In chapter 14 of Queens of Noise, I write about how it must have felt for the Runaways to hold their own album in their hands for the first time. I finally got my own taste of that visceral validation this week, when I received a hardcover copy of Queens. Since my publisher decided to skip the galleys stage (!?), this was the first time I’d held the book in a bound form. It’s heavier than I expected — it is 360 pages long, after all. I hope the heft makes up for the brazenness of the cover — that they balance each other: Hey, it’s only rock’n’roll, but it’s history too. After almost four years of working on this book, it’s hard to believe it’s real. Cracking it open to random pages, I want to change every word.
But so far, readers are saying elsewise. Fans, some of whom got the book before I did after pre-ordering it on Amazon (I am in Paris; that didn’t make shipment to me easier), have been writing great things on Amazon, in chat rooms, to my Facebook. So far, even the people in the book — the toughest audience — like it. That’s intensely satisfying.

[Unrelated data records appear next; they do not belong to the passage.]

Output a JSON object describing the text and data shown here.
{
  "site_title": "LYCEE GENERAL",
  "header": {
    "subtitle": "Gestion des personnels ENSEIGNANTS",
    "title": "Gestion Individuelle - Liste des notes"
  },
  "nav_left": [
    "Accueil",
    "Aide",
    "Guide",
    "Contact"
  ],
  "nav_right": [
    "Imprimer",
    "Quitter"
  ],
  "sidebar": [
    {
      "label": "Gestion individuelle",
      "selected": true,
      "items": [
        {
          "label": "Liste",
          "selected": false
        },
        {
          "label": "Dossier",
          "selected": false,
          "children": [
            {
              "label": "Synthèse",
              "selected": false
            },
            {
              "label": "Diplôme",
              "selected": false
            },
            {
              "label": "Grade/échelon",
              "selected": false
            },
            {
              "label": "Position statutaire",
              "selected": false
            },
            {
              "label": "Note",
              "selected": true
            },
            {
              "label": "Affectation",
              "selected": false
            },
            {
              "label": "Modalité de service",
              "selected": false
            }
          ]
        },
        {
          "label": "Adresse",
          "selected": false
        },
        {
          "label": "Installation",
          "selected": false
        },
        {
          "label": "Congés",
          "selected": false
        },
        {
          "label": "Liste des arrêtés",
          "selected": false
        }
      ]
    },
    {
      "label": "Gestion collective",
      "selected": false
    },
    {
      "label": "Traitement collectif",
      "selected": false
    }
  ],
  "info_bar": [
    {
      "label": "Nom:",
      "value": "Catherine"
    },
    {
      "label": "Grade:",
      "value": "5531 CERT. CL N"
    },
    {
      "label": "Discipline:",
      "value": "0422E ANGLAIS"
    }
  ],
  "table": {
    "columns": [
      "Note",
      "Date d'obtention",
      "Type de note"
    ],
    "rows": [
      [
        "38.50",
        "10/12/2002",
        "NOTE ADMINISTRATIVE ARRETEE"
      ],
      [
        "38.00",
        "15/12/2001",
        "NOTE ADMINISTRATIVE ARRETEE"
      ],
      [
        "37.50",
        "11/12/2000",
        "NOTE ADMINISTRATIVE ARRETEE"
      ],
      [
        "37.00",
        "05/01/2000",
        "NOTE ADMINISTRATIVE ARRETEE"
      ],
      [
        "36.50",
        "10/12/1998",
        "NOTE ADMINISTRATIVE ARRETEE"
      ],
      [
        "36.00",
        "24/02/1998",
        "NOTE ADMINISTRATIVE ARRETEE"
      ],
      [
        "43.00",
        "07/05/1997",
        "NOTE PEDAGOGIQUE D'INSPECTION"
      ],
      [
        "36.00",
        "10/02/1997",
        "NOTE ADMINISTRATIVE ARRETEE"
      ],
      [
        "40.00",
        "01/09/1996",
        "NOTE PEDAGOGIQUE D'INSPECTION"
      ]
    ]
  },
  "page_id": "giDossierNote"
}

I hope Joan, Sandy, Lita, Cherie, and Jackie got to feel some of that same sense of accomplishment when The Runaways was released. Nothing ventured, nothing gained. Those girls took a lot of shit for sticking their necks out. In a sense, Queens is about what we can all learn from the risks they took. “Where you stumble, there lies your treasure,” says Joseph Campbell. If Queens succeeds, it’s because of the richness of its subject.